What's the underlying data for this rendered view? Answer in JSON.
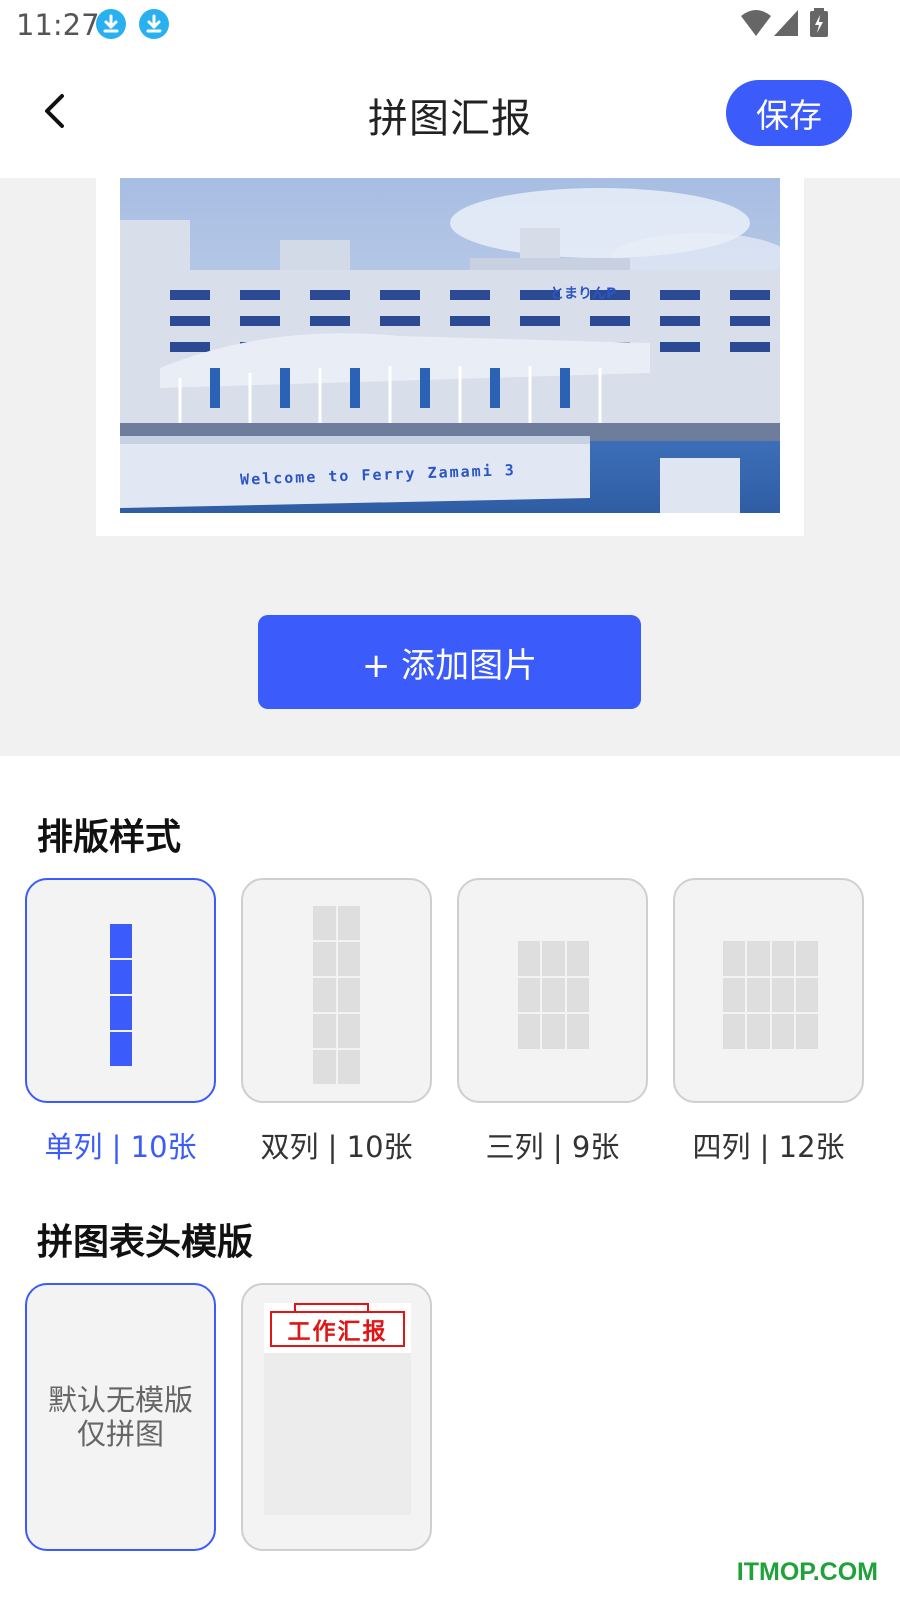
{
  "status_bar": {
    "time": "11:27",
    "icons": [
      "download-icon",
      "download-icon",
      "wifi-icon",
      "signal-icon",
      "battery-charging-icon"
    ]
  },
  "header": {
    "back_icon": "chevron-left-icon",
    "title": "拼图汇报",
    "save_label": "保存"
  },
  "preview": {
    "photo_caption": "Welcome to Ferry Zamami 3",
    "photo_signage": "とまりんP",
    "add_image_label": "+ 添加图片"
  },
  "layout_section": {
    "title": "排版样式",
    "options": [
      {
        "label": "单列 | 10张",
        "selected": true
      },
      {
        "label": "双列 | 10张",
        "selected": false
      },
      {
        "label": "三列 | 9张",
        "selected": false
      },
      {
        "label": "四列 | 12张",
        "selected": false
      }
    ]
  },
  "template_section": {
    "title": "拼图表头模版",
    "templates": [
      {
        "line1": "默认无模版",
        "line2": "仅拼图",
        "selected": true
      },
      {
        "stamp_text": "工作汇报",
        "selected": false
      }
    ]
  },
  "watermark": "ITMOP.COM",
  "colors": {
    "accent": "#3b5bfb",
    "background_gray": "#f1f1f1",
    "card_gray": "#f3f3f3",
    "stamp_red": "#e01616",
    "watermark_green": "#1fa23a"
  }
}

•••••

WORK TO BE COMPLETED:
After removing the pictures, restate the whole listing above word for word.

RESULT OF THE TASK:
What's the underlying data for this rendered view? Answer in JSON.
{
  "status_bar": {
    "time": "11:27",
    "icons": [
      "download-icon",
      "download-icon",
      "wifi-icon",
      "signal-icon",
      "battery-charging-icon"
    ]
  },
  "header": {
    "back_icon": "chevron-left-icon",
    "title": "拼图汇报",
    "save_label": "保存"
  },
  "preview": {
    "photo_caption": "Welcome to Ferry Zamami 3",
    "photo_signage": "とまりんP",
    "add_image_label": "+ 添加图片"
  },
  "layout_section": {
    "title": "排版样式",
    "options": [
      {
        "label": "单列 | 10张",
        "selected": true
      },
      {
        "label": "双列 | 10张",
        "selected": false
      },
      {
        "label": "三列 | 9张",
        "selected": false
      },
      {
        "label": "四列 | 12张",
        "selected": false
      }
    ]
  },
  "template_section": {
    "title": "拼图表头模版",
    "templates": [
      {
        "line1": "默认无模版",
        "line2": "仅拼图",
        "selected": true
      },
      {
        "stamp_text": "工作汇报",
        "selected": false
      }
    ]
  },
  "watermark": "ITMOP.COM",
  "colors": {
    "accent": "#3b5bfb",
    "background_gray": "#f1f1f1",
    "card_gray": "#f3f3f3",
    "stamp_red": "#e01616",
    "watermark_green": "#1fa23a"
  }
}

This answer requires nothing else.